EVEN in an area as archaeologically rich as Orkney, it is being hailed as the find of a lifetime.
Experts have unearthed a Neolithic "cathedral" – a massive building of a kind never before seen in Britain – which has left them in awe of its scale and workmanship.
At 82ft long and 65ft wide, it stands between two of Orkney's most famous Neolithic landmarks, the Ring of Brodgar and the Stones of Stenness.
While impressive in their own right, they would have been dwarfed by the monumental building now uncovered and, in comparison, may have been peripheral features in the islands' Stone Age landscape.
Investigative work has been continuing at the Ness of Brodgar since 2003 and the site – which dates back nearly 5,000 years – is slowly giving up more of its secrets.
Nick Card, from the Orkney Research Centre for Archaeology, who is leading the dig, said the building was effectively a cathedral for the north of Scotland.
He said: "It's spectacular.
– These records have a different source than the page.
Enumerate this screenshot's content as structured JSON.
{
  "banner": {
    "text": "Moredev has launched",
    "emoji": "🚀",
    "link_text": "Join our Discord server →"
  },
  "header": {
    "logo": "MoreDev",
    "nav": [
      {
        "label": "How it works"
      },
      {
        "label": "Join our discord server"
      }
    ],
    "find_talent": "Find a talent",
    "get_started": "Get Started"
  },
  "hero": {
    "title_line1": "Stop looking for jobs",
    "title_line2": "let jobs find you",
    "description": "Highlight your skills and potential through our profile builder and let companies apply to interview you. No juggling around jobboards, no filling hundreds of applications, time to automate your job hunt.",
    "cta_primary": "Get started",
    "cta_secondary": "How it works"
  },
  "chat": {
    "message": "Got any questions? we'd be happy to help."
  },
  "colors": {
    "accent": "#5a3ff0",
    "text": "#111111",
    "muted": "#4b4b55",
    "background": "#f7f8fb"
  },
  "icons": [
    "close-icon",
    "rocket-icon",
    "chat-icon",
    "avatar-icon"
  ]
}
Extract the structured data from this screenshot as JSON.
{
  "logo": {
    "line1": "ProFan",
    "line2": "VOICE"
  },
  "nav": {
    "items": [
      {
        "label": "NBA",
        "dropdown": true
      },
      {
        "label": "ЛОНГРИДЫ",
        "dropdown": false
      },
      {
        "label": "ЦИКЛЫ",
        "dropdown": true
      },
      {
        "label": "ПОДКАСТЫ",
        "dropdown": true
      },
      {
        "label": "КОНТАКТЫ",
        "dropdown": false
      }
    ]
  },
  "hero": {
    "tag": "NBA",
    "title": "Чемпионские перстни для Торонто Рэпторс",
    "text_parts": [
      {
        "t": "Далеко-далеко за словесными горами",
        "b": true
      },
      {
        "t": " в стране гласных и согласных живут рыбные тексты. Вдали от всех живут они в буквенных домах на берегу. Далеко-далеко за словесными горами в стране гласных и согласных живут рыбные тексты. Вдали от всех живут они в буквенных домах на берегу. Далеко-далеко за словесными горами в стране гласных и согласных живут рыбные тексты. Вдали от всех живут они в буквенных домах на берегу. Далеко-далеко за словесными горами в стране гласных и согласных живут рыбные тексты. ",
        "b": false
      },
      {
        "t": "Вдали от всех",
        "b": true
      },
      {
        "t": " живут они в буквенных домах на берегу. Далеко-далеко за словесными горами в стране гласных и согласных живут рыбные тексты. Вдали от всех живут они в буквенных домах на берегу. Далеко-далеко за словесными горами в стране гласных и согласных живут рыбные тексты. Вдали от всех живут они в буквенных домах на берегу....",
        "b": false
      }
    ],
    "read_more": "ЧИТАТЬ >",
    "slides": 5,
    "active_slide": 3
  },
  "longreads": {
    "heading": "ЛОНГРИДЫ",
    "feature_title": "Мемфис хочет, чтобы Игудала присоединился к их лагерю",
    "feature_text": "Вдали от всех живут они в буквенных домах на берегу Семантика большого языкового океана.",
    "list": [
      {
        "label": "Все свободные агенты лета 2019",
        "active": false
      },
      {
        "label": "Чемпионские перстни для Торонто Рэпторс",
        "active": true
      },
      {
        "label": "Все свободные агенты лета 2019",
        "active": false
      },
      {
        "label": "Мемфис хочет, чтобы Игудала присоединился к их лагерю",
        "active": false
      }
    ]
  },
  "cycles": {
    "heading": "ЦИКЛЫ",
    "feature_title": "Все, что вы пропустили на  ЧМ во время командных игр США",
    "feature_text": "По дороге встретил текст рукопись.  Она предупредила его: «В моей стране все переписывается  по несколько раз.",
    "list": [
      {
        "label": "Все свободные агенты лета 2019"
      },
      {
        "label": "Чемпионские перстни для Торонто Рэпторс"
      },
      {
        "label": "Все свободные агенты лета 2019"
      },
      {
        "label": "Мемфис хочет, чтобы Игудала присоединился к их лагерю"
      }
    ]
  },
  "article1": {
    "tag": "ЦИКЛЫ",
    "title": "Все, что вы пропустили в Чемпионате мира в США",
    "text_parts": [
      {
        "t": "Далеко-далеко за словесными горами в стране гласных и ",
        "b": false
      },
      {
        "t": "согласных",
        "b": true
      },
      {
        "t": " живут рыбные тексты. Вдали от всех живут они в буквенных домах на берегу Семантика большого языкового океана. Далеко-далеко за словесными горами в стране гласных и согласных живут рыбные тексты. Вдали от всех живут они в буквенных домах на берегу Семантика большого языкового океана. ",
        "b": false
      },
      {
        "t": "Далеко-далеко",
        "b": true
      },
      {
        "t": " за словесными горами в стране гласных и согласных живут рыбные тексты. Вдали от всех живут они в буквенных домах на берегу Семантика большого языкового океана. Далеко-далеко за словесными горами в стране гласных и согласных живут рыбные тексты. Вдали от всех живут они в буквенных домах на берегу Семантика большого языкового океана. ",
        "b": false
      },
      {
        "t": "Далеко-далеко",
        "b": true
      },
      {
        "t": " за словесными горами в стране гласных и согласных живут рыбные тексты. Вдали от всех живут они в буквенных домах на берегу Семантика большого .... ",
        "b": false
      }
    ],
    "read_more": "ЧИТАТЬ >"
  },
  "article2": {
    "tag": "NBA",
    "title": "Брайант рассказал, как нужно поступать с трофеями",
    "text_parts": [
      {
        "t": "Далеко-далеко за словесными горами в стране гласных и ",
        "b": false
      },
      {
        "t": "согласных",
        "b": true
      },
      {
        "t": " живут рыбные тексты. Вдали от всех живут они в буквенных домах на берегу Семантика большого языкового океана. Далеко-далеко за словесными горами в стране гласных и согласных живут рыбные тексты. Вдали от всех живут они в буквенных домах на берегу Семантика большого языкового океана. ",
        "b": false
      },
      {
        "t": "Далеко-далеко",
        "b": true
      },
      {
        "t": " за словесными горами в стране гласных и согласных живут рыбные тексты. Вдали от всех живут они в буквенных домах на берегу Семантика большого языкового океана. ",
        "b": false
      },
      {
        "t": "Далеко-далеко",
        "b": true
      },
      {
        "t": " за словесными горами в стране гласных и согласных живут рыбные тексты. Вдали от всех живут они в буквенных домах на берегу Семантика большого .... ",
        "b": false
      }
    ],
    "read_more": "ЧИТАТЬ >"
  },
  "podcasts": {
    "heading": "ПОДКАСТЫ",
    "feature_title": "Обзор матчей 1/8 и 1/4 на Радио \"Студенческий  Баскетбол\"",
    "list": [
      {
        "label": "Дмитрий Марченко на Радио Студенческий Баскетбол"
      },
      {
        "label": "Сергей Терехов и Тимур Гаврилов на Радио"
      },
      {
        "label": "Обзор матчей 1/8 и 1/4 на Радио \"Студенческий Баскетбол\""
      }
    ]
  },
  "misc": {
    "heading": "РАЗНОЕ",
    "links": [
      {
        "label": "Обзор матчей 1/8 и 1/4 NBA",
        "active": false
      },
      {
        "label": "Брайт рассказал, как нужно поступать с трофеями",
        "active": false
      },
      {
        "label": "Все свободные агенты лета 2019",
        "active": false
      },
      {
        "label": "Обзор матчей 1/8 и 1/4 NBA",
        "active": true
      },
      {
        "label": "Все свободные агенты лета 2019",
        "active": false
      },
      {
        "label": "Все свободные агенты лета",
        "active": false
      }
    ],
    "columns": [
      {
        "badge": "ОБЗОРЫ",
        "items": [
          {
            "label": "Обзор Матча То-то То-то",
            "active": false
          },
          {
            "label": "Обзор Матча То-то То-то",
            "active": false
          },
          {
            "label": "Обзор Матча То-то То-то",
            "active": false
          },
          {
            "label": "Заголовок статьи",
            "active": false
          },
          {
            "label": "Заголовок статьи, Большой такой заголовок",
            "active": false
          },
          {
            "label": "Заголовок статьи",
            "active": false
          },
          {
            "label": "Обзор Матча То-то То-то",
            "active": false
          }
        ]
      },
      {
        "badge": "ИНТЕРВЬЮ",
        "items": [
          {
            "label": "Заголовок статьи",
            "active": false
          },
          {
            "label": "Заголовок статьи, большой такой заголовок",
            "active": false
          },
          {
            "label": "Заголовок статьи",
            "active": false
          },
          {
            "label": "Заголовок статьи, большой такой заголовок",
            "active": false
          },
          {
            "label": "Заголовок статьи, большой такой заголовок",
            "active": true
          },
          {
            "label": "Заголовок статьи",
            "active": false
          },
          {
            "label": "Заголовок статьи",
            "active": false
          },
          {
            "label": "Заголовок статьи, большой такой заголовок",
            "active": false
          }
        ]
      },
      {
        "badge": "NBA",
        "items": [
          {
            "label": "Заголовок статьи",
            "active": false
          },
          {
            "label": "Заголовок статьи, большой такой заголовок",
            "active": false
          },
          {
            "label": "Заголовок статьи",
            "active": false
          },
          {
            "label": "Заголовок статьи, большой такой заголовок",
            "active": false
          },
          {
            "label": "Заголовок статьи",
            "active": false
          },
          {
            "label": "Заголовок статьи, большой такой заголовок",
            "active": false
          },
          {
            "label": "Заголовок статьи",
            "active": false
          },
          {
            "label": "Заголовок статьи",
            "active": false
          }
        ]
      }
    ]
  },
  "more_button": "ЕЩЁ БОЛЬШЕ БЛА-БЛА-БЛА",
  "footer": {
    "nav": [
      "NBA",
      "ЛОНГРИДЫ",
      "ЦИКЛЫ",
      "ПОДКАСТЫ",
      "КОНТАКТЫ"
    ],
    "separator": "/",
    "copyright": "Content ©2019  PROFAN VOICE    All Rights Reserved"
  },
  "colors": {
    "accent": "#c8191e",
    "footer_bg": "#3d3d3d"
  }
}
There were hints at the end of last season that we had a quite enormous building here and now we are able to define it more."
The shape and size of the building are clearly visible, with the walls still standing to a height of more than three feet.
Far taller when built, they are 16 feet thick and surround a cross-shaped inner sanctum where the 40-strong excavation team have found examples of art and furniture created from stone.
The building was surrounded by a paved outer passage. The archaeologists believe this could have formed a labyrinth that would have led people through darkness to the chamber at the heart of the building.